I read something interesting in Italian the other day:
Questo libro mi sta piacendo un casino. (I really like this book a lot).
I understood everything except un casino, though the meaning was still clear. Looking up un casino, I saw that the first meaning for it was a mess.
Odd, I thought, it literally means I like this book a mess. That doesn’t really make much sense. But then I thought about it for a few seconds and it made complete sense. We often use mess in English to mean a lot, even if we’re not always really aware of it.
There’s a whole mess of people in there.
He left a whole mess of papers on your desk.
It’s a little informal, but it’s not an odd usage. But of course, it’s not the main way we use it, which is to refer to an untidy situation. Are the two related? Let’s find out…

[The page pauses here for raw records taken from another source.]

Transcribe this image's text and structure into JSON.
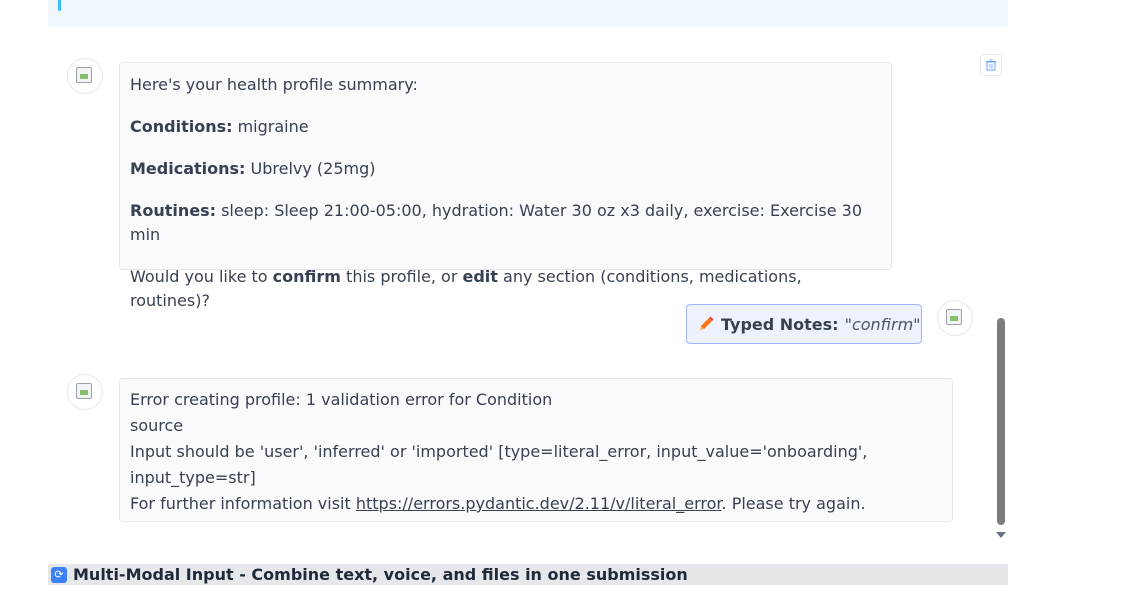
{
  "messages": {
    "summary": {
      "intro": "Here's your health profile summary:",
      "conditions_label": "Conditions:",
      "conditions_value": " migraine",
      "medications_label": "Medications:",
      "medications_value": " Ubrelvy (25mg)",
      "routines_label": "Routines:",
      "routines_value": " sleep: Sleep 21:00-05:00, hydration: Water 30 oz x3 daily, exercise: Exercise 30 min",
      "question_prefix": "Would you like to ",
      "confirm_word": "confirm",
      "question_mid": " this profile, or ",
      "edit_word": "edit",
      "question_suffix": " any section (conditions, medications, routines)?"
    },
    "user_reply": {
      "label": "Typed Notes:",
      "value": "\"confirm\""
    },
    "error": {
      "line1": "Error creating profile: 1 validation error for Condition",
      "line2": "source",
      "line3": "Input should be 'user', 'inferred' or 'imported' [type=literal_error, input_value='onboarding',",
      "line4": "input_type=str]",
      "line5_prefix": "For further information visit ",
      "link_text": "https://errors.pydantic.dev/2.11/v/literal_error",
      "line5_suffix": ". Please try again."
    }
  },
  "footer": {
    "section_title": "Multi-Modal Input - Combine text, voice, and files in one submission",
    "icon": "sync-icon"
  },
  "icons": {
    "delete": "trash-icon",
    "edit": "pencil-icon",
    "scroll": "chevron-down-icon"
  },
  "colors": {
    "accent": "#38bdf8",
    "user_bubble_border": "#a5b4fc",
    "user_bubble_bg": "#eef2ff"
  }
}
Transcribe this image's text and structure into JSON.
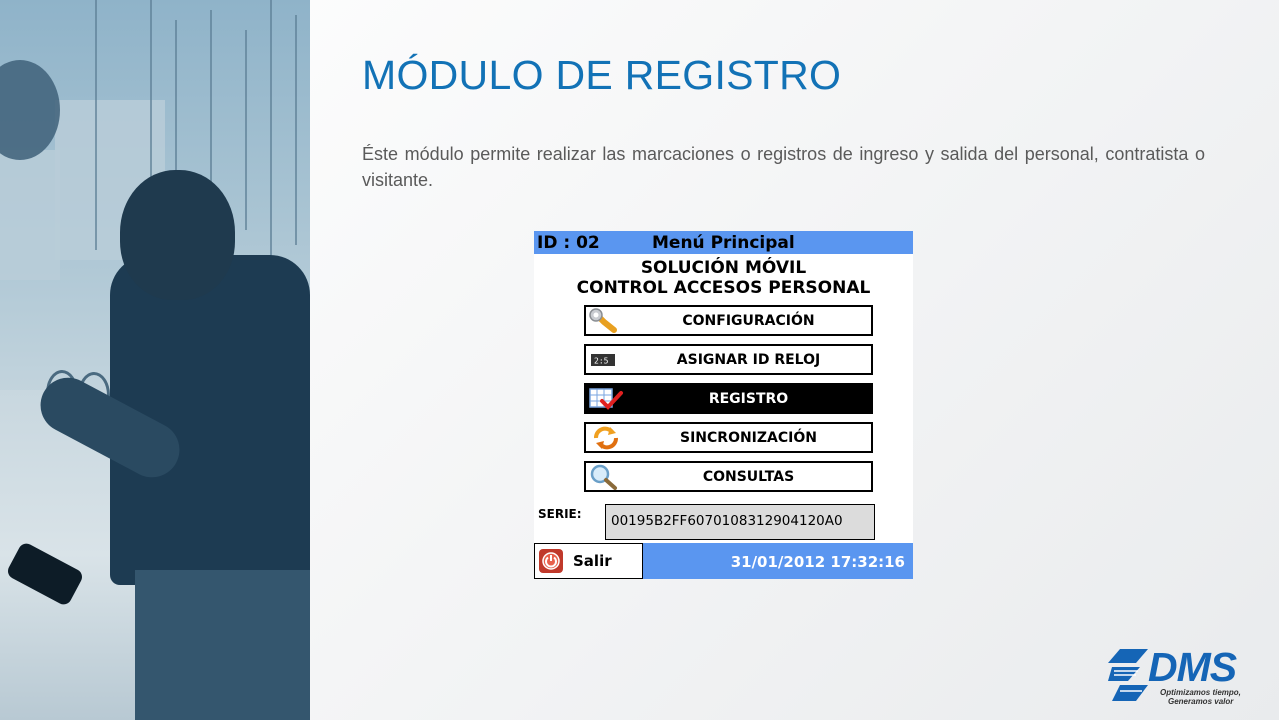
{
  "slide": {
    "title": "MÓDULO DE REGISTRO",
    "description": "Éste módulo permite realizar las marcaciones o registros de ingreso y salida del personal, contratista o visitante."
  },
  "device": {
    "id_label": "ID : 02",
    "menu_title": "Menú Principal",
    "heading_line1": "SOLUCIÓN MÓVIL",
    "heading_line2": "CONTROL ACCESOS PERSONAL",
    "menu_items": [
      {
        "label": "CONFIGURACIÓN",
        "icon": "wrench-icon",
        "selected": false
      },
      {
        "label": "ASIGNAR ID RELOJ",
        "icon": "clock-id-icon",
        "selected": false
      },
      {
        "label": "REGISTRO",
        "icon": "calendar-check-icon",
        "selected": true
      },
      {
        "label": "SINCRONIZACIÓN",
        "icon": "sync-icon",
        "selected": false
      },
      {
        "label": "CONSULTAS",
        "icon": "magnifier-icon",
        "selected": false
      }
    ],
    "serie_label": "SERIE:",
    "serie_value": "00195B2FF6070108312904120A0",
    "exit_label": "Salir",
    "datetime": "31/01/2012  17:32:16",
    "accent_color": "#5a96f0"
  },
  "logo": {
    "text": "DMS",
    "tagline1": "Optimizamos tiempo,",
    "tagline2": "Generamos valor",
    "color": "#1565b6"
  }
}
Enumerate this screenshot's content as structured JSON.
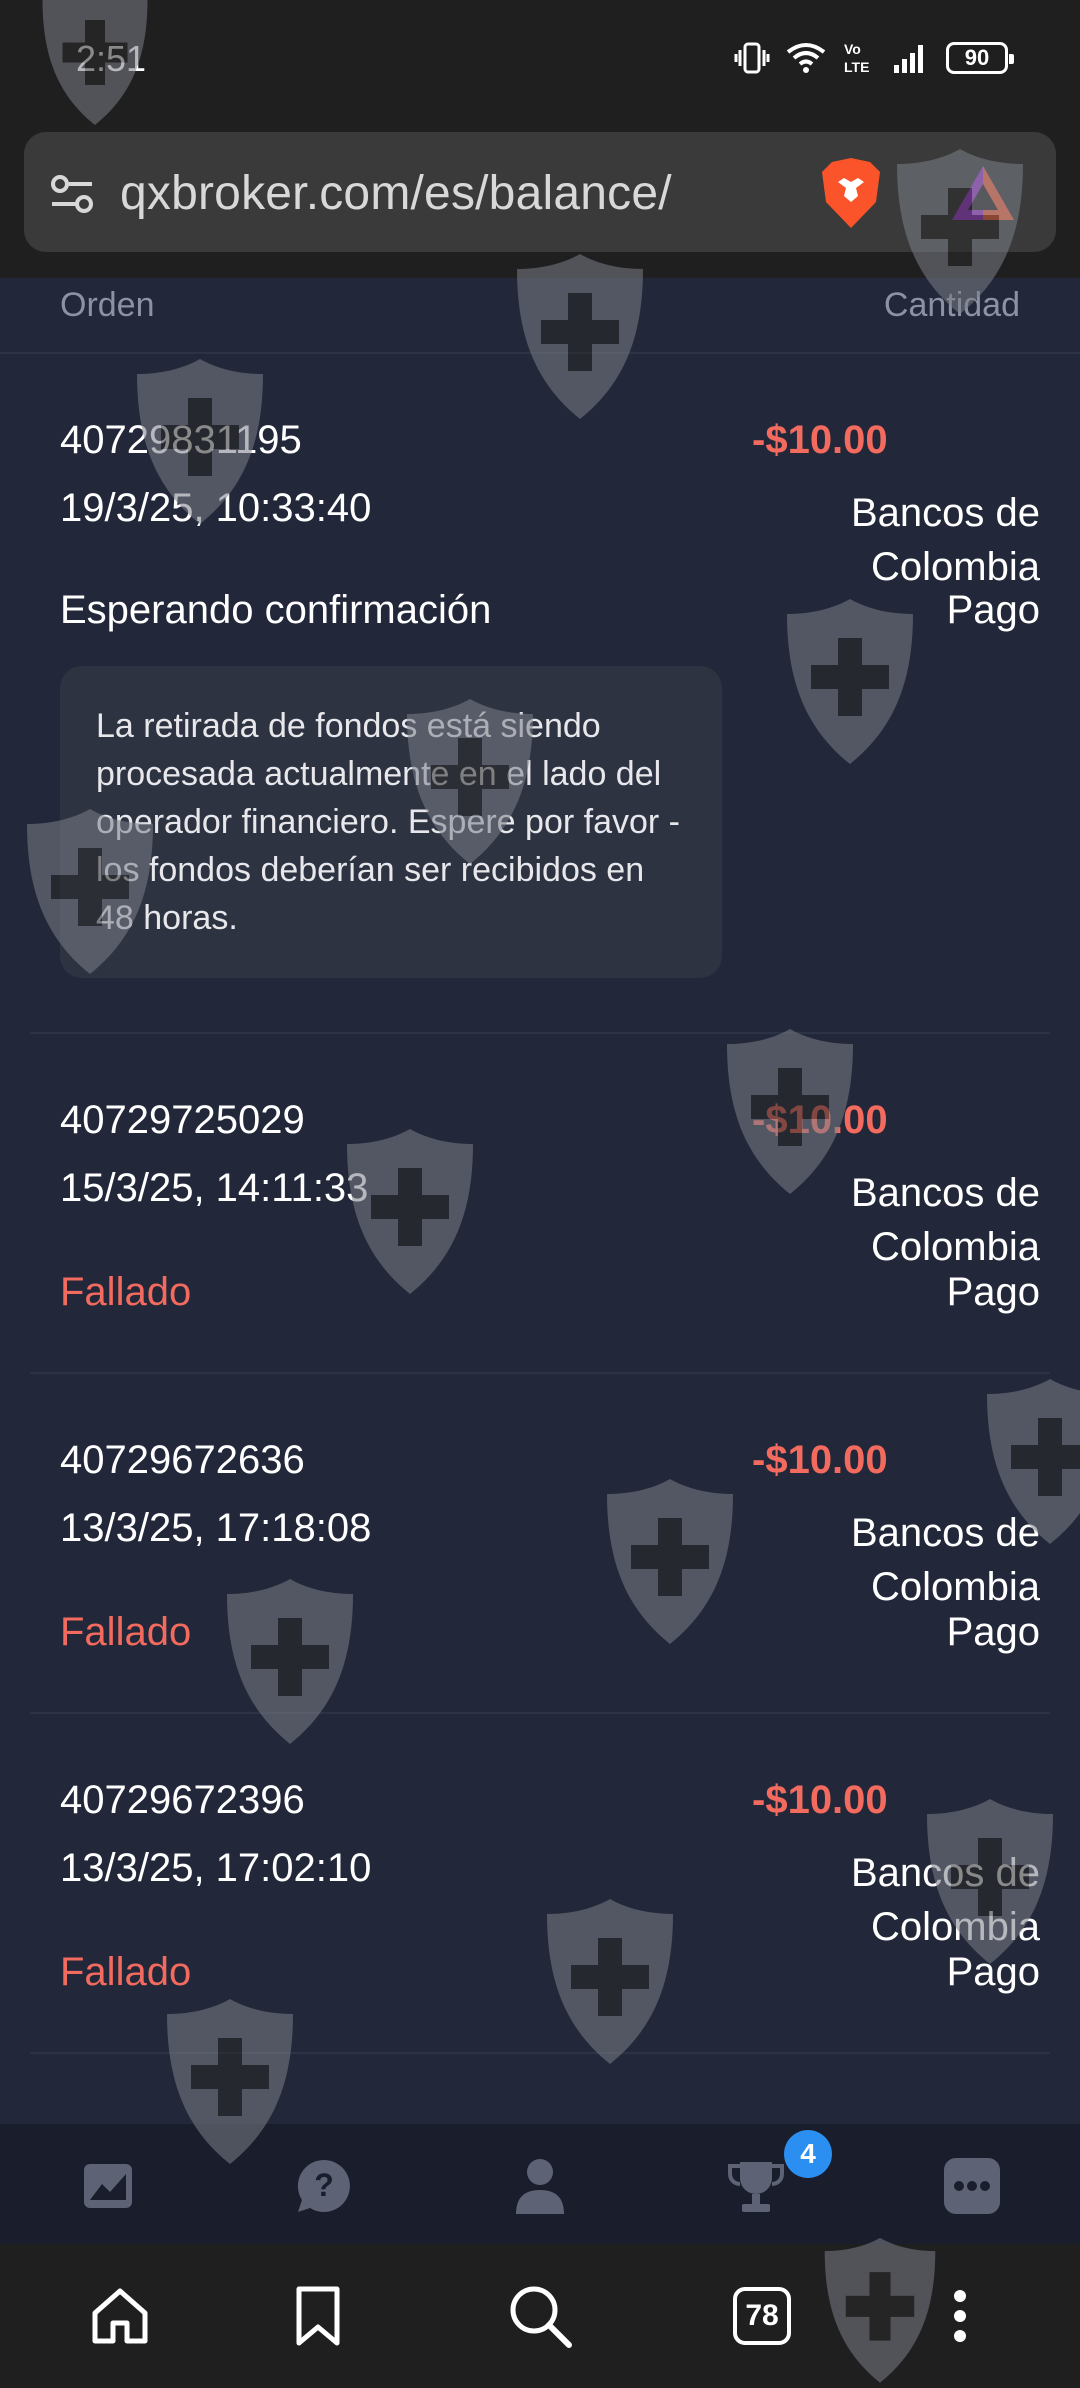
{
  "status_bar": {
    "time": "2:51",
    "battery": "90",
    "network_label": "Vo LTE"
  },
  "browser": {
    "url": "qxbroker.com/es/balance/",
    "tab_count": "78",
    "brand_color": "#fb542b"
  },
  "table": {
    "header_order": "Orden",
    "header_amount": "Cantidad"
  },
  "transactions": [
    {
      "id": "40729831195",
      "datetime": "19/3/25, 10:33:40",
      "amount": "-$10.00",
      "method_line1": "Bancos de",
      "method_line2": "Colombia",
      "status": "Esperando confirmación",
      "type": "Pago",
      "note": "La retirada de fondos está siendo procesada actualmente en el lado del operador financiero. Espere por favor - los fondos deberían ser recibidos en 48 horas."
    },
    {
      "id": "40729725029",
      "datetime": "15/3/25, 14:11:33",
      "amount": "-$10.00",
      "method_line1": "Bancos de",
      "method_line2": "Colombia",
      "status": "Fallado",
      "type": "Pago"
    },
    {
      "id": "40729672636",
      "datetime": "13/3/25, 17:18:08",
      "amount": "-$10.00",
      "method_line1": "Bancos de",
      "method_line2": "Colombia",
      "status": "Fallado",
      "type": "Pago"
    },
    {
      "id": "40729672396",
      "datetime": "13/3/25, 17:02:10",
      "amount": "-$10.00",
      "method_line1": "Bancos de",
      "method_line2": "Colombia",
      "status": "Fallado",
      "type": "Pago"
    }
  ],
  "app_nav": {
    "items": [
      "chart-icon",
      "help-icon",
      "user-icon",
      "trophy-icon",
      "more-icon"
    ],
    "trophy_badge": "4"
  },
  "browser_nav": {
    "items": [
      "home-icon",
      "bookmark-icon",
      "search-icon",
      "tabs-icon",
      "menu-icon"
    ]
  },
  "colors": {
    "background": "#222739",
    "negative": "#f26b5e",
    "muted": "#8d92a3",
    "badge": "#2b8ff2"
  }
}
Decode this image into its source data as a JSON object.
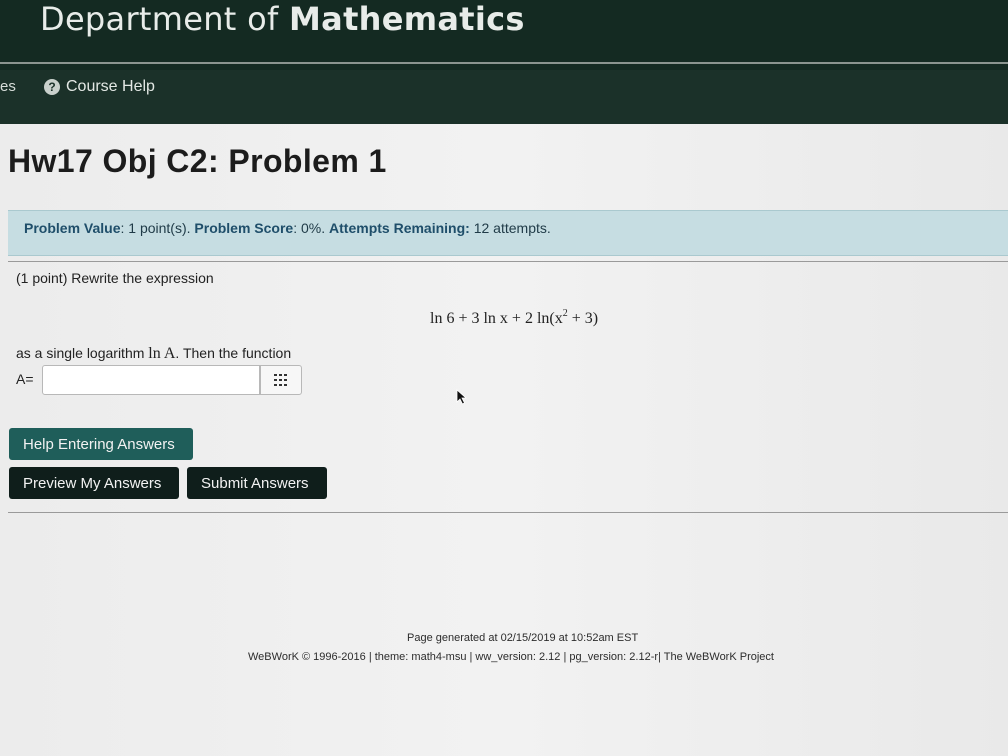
{
  "header": {
    "dept_prefix": "Department of ",
    "dept_name": "Mathematics"
  },
  "nav": {
    "cut_item": "es",
    "help_icon": "?",
    "course_help": "Course Help"
  },
  "problem": {
    "title": "Hw17 Obj C2: Problem 1",
    "info": {
      "value_label": "Problem Value",
      "value_text": ": 1 point(s). ",
      "score_label": "Problem Score",
      "score_text": ": 0%. ",
      "attempts_label": "Attempts Remaining:",
      "attempts_text": " 12 attempts."
    },
    "intro": "(1 point) Rewrite the expression",
    "expression_part1": "ln 6 + 3 ln x + 2 ln(x",
    "expression_sup": "2",
    "expression_part2": " + 3)",
    "single_log_text": "as a single logarithm ",
    "single_log_math": "ln A",
    "single_log_tail": ". Then the function",
    "answer_label": "A=",
    "answer_value": "",
    "answer_placeholder": ""
  },
  "buttons": {
    "help": "Help Entering Answers",
    "preview": "Preview My Answers",
    "submit": "Submit Answers"
  },
  "footer": {
    "generated": "Page generated at 02/15/2019 at 10:52am EST",
    "version": "WeBWorK © 1996-2016 | theme: math4-msu | ww_version: 2.12 | pg_version: 2.12-r| The WeBWorK Project"
  },
  "colors": {
    "header_bg": "#142a22",
    "info_bar_bg": "#c6dde2",
    "help_button_bg": "#1f5e5a",
    "dark_button_bg": "#0f1e1b"
  },
  "icons": {
    "help": "question-circle-icon",
    "palette": "grid-icon",
    "cursor": "mouse-pointer-icon"
  }
}
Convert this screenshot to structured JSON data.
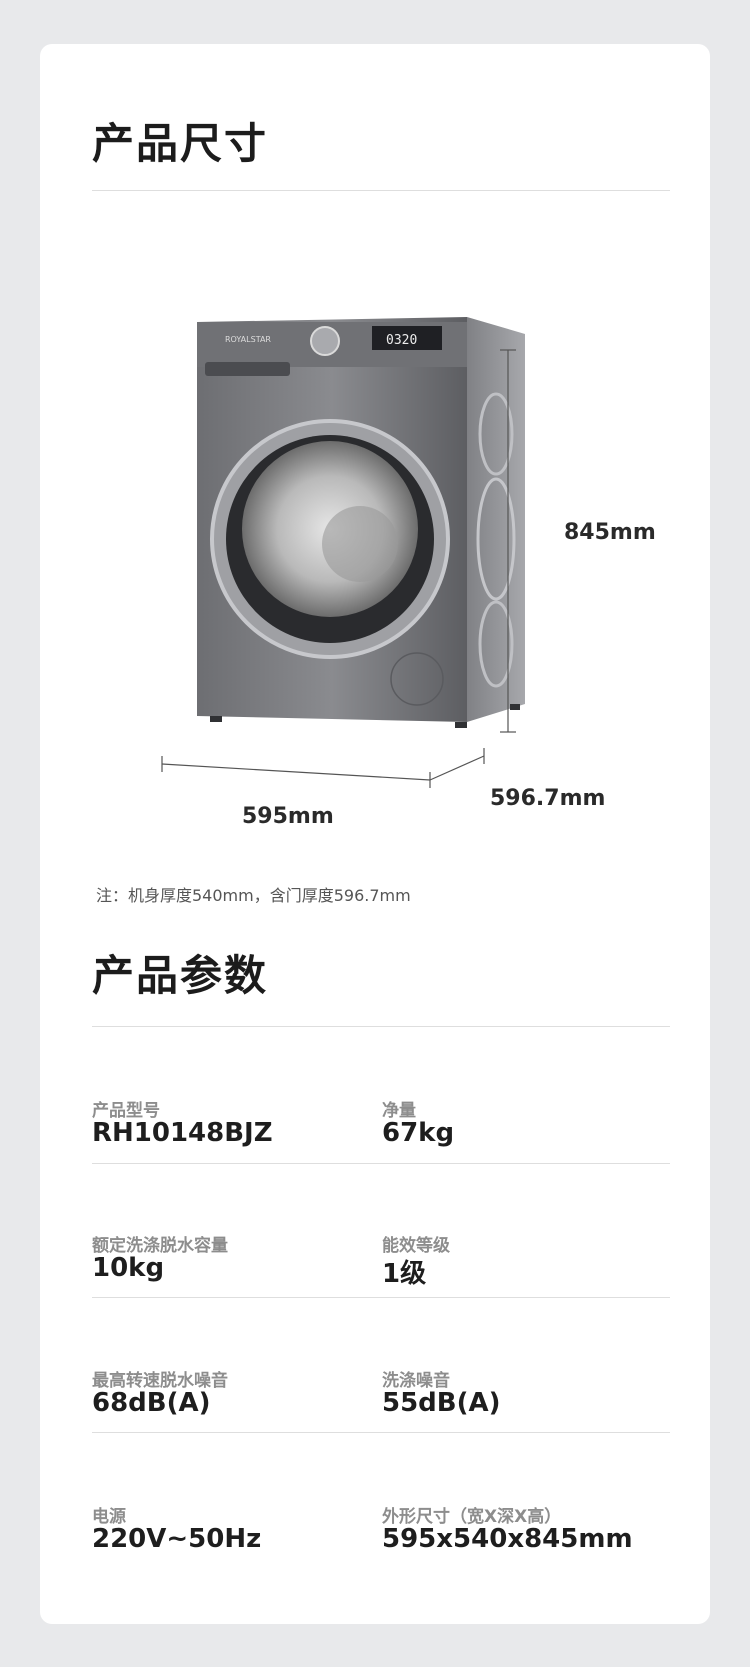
{
  "dimensions": {
    "title": "产品尺寸",
    "height_label": "845mm",
    "width_label": "595mm",
    "depth_label": "596.7mm",
    "note": "注：机身厚度540mm，含门厚度596.7mm",
    "display_time": "0320"
  },
  "params": {
    "title": "产品参数",
    "rows": [
      [
        {
          "label": "产品型号",
          "value": "RH10148BJZ"
        },
        {
          "label": "净量",
          "value": "67kg"
        }
      ],
      [
        {
          "label": "额定洗涤脱水容量",
          "value": "10kg"
        },
        {
          "label": "能效等级",
          "value": "1级"
        }
      ],
      [
        {
          "label": "最高转速脱水噪音",
          "value": "68dB(A)"
        },
        {
          "label": "洗涤噪音",
          "value": "55dB(A)"
        }
      ],
      [
        {
          "label": "电源",
          "value": "220V~50Hz"
        },
        {
          "label": "外形尺寸（宽X深X高）",
          "value": "595x540x845mm"
        }
      ]
    ]
  }
}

Yes they are. Mess can be traced all the way back to the Old French mes, meaning a portion of food or course at dinner. And that’s why military cafeterias are known as mess halls: interesting fact no. 1! Mes comes from the Late Latin missus (ha!), meaning course at dinner, and literally meaning a putting or placing. This in turn comes the Latin verb mittere, meaning to put or place (mettere in modern Italian, mettre in modern French).
But how do we get from there to Your room is an absolute mess!? There are just a few more steps. Mess or mess hall became established as a term for a communal eating place in the 16th century, which led to mess being used to refer to mixed food, and then to food for animals, which makes sense, because we’re generally not so careful in ensuring that the different elements of farm animals’ food is kept separate.
And if you can imagine pigs digging into their swill in a trough, you can see how we came to use mess in the way we most commonly do today. I also suspect that words associated with the English word to mix were, well, mixed up in creating this meaning. Misto, for example, is the Italian for mixed, so people may have associated the word mess with the word mix besides the link to the mixed up food of animals.
And to get from this common sense of mess to using it to mean a lot? Well, that’s not so hard to imagine. If your room is messy, you probably have a lot of things thrown around there. If you make a mess, maybe you spill a lot of milk, for example. Messiness and excess go together pretty naturally.
So then, after travelling back to the mess halls of medieval France, we can see that Questo libro mi sta piacendo un casino does make sense. I like that a whole mess!